I'm not sure what this ultimately says about me. I know that in my minustrations, i strive to be incredibly didactic and controlled, and perhaps this has the effect of closing off a large portion of myself from potential romantic harm. Mine may often be a heart in winter, but one that is always aware that Spring and all the life/passion/animation it brings is blissfully around the corner.


Anonymous said...

Beautiful in it's Eloquence!

Have you ever considered authoring something publishable for mass consumption?

Vesta said...

I do applaud the way you lay out your vulnerabilities for us to examine here. In the same way as you are able to fill the “young lass’s soul”, so she can fill yours. And, perhaps all that there can be between two particular people is the “longing”. That’s life. There is only so much food on the table in which we should partake, for many reasons. And so, parts of our heart will always be “in winter”, so that we can put our energies towards those relationships most important to us.
But, there is room at the table, I think, for various types of meals (relationships), and the opportunity to express yourself so eloquently to us on this subject, demonstrates to us very clearly that you are aware of all the seasons.
A lovely examination of a most complex internal dynamic!

Deity said...

I have in fact written an entirely way too long serial novel. And there have been dialogues with authorities that tell me it's not suitable for mass consumption.

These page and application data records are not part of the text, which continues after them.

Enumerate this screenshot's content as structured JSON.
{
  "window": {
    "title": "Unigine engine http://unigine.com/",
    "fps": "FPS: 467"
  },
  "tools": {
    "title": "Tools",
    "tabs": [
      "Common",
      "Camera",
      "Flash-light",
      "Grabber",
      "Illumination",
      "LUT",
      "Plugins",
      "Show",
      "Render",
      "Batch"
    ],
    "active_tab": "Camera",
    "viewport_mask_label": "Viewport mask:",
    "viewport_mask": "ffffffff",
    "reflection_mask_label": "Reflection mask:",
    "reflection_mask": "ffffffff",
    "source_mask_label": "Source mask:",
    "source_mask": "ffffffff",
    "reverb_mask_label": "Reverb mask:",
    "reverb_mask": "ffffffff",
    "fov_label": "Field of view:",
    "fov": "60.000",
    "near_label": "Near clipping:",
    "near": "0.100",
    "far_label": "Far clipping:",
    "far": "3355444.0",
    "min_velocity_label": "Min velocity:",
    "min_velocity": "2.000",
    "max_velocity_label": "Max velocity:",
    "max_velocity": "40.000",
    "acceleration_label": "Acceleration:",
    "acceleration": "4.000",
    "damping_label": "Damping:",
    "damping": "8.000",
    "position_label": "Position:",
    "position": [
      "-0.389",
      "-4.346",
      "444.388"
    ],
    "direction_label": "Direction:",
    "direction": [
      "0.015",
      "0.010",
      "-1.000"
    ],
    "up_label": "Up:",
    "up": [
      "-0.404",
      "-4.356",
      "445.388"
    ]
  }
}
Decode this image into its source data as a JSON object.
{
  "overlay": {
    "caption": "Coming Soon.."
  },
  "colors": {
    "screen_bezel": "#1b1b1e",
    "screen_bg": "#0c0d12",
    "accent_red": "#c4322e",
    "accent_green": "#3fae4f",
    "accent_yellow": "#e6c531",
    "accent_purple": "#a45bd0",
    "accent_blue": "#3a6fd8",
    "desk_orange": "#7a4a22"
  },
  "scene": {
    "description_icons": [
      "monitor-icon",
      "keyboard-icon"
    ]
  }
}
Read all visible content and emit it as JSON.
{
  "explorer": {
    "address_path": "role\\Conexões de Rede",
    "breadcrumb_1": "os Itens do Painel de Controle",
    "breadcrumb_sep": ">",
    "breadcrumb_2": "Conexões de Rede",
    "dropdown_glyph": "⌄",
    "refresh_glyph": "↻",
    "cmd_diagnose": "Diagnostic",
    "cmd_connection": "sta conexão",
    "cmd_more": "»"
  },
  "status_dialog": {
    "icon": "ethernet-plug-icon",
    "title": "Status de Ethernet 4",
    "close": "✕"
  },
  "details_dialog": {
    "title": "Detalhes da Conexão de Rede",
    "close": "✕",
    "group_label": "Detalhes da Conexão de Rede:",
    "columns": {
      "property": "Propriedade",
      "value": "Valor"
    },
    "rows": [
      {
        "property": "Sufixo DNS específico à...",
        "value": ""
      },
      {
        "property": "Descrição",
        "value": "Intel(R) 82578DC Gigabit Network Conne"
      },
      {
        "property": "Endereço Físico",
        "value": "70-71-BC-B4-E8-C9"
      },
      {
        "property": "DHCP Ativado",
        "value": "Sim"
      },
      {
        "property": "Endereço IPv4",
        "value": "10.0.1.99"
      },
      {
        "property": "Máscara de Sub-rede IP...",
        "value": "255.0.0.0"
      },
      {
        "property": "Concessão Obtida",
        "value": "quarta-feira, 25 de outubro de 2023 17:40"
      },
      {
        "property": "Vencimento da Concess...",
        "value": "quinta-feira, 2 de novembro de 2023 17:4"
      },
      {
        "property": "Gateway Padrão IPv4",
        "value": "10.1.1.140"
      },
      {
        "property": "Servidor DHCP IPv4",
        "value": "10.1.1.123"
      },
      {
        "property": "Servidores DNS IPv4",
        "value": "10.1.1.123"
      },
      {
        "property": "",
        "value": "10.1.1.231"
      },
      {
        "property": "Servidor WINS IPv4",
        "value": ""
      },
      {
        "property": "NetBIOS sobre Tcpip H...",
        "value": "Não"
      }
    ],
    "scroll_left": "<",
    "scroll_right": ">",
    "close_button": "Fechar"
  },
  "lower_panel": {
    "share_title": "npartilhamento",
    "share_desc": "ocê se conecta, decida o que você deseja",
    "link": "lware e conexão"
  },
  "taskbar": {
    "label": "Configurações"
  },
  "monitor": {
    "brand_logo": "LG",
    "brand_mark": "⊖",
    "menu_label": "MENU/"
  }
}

Thus, i turn my pen to these pages.

I quite agree that there is a limit to how much sustenance one can gorge on. There needs to be - and i stress 'needs' - a great deal more "living off the fat".